— What to do —
Look through the records that follow. Copy every line containing the word "placeholder".

— Dataset excerpts —
=== Begin Enclosure ===

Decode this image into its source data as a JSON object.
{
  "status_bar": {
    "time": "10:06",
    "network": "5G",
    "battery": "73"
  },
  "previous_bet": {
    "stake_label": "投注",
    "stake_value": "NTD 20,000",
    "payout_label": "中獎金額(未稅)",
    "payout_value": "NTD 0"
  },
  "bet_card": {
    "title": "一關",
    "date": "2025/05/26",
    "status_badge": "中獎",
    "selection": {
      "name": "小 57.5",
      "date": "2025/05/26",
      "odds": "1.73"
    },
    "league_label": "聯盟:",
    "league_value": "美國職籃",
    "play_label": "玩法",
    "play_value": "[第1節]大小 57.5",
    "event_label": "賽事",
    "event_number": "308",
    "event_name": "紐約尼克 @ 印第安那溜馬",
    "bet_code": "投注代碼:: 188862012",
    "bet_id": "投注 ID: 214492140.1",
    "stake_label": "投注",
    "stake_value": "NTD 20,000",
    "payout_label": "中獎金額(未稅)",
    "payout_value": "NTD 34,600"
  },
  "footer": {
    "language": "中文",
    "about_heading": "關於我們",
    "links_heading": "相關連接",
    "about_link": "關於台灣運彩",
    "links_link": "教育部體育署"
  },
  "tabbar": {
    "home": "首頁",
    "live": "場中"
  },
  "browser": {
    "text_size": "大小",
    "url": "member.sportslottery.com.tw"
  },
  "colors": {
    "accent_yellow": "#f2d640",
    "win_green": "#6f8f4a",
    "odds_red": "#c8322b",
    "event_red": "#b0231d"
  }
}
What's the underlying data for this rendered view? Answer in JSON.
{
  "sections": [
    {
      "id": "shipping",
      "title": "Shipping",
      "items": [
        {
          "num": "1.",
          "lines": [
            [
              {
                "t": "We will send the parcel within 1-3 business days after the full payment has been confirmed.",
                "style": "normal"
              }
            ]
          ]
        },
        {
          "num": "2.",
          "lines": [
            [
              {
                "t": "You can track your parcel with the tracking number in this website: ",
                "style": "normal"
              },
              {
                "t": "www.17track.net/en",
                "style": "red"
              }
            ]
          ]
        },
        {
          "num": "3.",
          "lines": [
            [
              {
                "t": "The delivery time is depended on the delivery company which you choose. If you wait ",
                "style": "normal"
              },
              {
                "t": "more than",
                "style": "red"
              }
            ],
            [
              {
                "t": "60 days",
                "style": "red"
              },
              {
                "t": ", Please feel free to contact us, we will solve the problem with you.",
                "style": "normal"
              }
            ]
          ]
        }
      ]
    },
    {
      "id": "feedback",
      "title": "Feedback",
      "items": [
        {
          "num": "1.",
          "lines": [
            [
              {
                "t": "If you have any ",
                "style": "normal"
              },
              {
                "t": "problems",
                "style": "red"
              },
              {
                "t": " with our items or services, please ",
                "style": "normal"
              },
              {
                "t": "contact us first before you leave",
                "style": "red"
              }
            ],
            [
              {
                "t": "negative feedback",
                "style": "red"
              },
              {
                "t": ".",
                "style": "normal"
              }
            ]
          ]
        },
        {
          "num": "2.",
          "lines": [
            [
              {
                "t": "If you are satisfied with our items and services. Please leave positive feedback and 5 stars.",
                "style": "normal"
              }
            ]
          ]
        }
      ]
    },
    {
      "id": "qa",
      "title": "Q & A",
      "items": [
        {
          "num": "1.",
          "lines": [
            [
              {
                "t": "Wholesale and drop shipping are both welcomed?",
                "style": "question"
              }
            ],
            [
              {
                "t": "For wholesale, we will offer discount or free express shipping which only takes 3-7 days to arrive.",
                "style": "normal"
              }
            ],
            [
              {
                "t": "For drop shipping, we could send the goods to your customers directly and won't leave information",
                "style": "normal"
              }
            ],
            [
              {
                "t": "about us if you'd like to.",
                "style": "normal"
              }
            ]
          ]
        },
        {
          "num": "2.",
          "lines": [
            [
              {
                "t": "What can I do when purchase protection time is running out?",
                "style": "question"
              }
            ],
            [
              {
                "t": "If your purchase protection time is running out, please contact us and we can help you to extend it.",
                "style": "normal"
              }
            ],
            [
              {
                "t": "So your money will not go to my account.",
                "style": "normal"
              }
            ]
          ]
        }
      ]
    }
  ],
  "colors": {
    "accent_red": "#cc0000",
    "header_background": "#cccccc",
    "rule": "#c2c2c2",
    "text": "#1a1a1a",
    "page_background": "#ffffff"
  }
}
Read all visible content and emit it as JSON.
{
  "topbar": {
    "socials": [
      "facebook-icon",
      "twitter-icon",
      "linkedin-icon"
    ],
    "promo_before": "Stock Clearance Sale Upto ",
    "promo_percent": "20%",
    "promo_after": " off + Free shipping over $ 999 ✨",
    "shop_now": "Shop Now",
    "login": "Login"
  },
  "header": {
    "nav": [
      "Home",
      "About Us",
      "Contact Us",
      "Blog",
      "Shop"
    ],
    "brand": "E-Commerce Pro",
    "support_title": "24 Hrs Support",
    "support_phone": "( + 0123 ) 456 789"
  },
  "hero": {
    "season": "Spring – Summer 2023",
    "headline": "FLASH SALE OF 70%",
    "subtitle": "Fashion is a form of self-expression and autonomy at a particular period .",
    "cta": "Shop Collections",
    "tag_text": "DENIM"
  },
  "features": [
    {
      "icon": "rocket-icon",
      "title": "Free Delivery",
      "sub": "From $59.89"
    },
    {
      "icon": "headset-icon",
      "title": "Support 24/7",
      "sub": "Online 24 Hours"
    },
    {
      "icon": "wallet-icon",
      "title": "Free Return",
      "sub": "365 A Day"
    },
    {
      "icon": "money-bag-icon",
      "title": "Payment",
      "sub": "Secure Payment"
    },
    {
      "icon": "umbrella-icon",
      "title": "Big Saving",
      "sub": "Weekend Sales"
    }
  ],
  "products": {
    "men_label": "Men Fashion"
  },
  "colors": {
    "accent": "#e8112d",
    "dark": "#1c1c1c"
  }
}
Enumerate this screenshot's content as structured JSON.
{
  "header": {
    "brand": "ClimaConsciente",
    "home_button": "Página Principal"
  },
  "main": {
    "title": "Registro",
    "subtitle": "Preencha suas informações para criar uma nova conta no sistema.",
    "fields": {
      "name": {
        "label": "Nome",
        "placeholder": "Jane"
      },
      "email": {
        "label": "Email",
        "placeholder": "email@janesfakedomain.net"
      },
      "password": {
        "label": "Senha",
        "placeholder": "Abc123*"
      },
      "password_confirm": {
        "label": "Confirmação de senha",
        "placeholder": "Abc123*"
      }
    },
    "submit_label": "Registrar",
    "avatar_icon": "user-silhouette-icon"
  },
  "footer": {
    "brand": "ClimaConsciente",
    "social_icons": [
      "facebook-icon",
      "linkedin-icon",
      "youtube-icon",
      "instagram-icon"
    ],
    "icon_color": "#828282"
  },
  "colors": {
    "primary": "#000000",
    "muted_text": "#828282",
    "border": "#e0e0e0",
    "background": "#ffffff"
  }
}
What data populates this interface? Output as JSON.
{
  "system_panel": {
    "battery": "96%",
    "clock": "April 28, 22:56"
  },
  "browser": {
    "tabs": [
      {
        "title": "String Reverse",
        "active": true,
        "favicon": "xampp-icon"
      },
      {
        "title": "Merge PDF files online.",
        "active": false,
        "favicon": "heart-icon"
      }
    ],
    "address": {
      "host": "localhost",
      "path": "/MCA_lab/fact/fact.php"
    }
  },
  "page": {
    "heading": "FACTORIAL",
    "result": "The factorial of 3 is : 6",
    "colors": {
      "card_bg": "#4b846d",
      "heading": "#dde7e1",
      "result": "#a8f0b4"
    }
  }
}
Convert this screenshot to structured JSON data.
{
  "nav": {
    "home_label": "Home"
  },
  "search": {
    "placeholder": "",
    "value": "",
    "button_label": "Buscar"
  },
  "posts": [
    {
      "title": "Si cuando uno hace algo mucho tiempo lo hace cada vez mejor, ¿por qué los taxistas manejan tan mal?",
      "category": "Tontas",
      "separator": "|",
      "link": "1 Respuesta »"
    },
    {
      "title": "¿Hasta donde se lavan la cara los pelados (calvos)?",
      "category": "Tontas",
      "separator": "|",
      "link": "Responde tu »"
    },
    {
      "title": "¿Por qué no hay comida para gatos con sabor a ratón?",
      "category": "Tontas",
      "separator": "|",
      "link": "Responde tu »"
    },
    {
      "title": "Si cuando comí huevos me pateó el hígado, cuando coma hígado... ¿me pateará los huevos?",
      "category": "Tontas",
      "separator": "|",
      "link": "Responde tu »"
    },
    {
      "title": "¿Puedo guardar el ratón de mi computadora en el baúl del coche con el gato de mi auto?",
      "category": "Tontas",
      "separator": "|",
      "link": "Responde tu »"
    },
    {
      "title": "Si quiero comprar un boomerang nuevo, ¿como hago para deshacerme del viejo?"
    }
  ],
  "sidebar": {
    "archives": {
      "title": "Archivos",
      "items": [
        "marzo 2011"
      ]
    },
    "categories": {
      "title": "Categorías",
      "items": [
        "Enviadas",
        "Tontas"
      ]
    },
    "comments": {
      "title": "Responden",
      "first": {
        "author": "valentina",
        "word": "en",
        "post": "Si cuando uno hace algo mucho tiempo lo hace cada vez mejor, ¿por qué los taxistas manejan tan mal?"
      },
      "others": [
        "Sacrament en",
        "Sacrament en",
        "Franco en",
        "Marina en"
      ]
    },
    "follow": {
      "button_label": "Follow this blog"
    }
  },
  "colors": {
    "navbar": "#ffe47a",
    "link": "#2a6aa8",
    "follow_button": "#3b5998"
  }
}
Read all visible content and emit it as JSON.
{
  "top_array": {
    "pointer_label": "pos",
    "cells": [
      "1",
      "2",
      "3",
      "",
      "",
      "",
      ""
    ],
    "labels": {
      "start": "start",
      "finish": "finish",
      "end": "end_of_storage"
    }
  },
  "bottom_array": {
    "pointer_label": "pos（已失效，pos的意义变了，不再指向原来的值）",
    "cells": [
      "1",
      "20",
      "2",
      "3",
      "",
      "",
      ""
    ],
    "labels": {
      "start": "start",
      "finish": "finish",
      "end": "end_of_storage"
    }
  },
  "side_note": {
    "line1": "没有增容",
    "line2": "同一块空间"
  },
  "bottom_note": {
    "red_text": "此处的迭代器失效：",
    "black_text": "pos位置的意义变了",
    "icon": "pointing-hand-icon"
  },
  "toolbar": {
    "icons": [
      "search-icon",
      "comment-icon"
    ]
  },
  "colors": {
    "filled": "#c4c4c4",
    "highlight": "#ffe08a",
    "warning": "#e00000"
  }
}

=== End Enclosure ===

— Expected answer —
        "placeholder": "Jane"
        "placeholder": "email@janesfakedomain.net"
        "placeholder": "Abc123*"
        "placeholder": "Abc123*"
    "placeholder": "",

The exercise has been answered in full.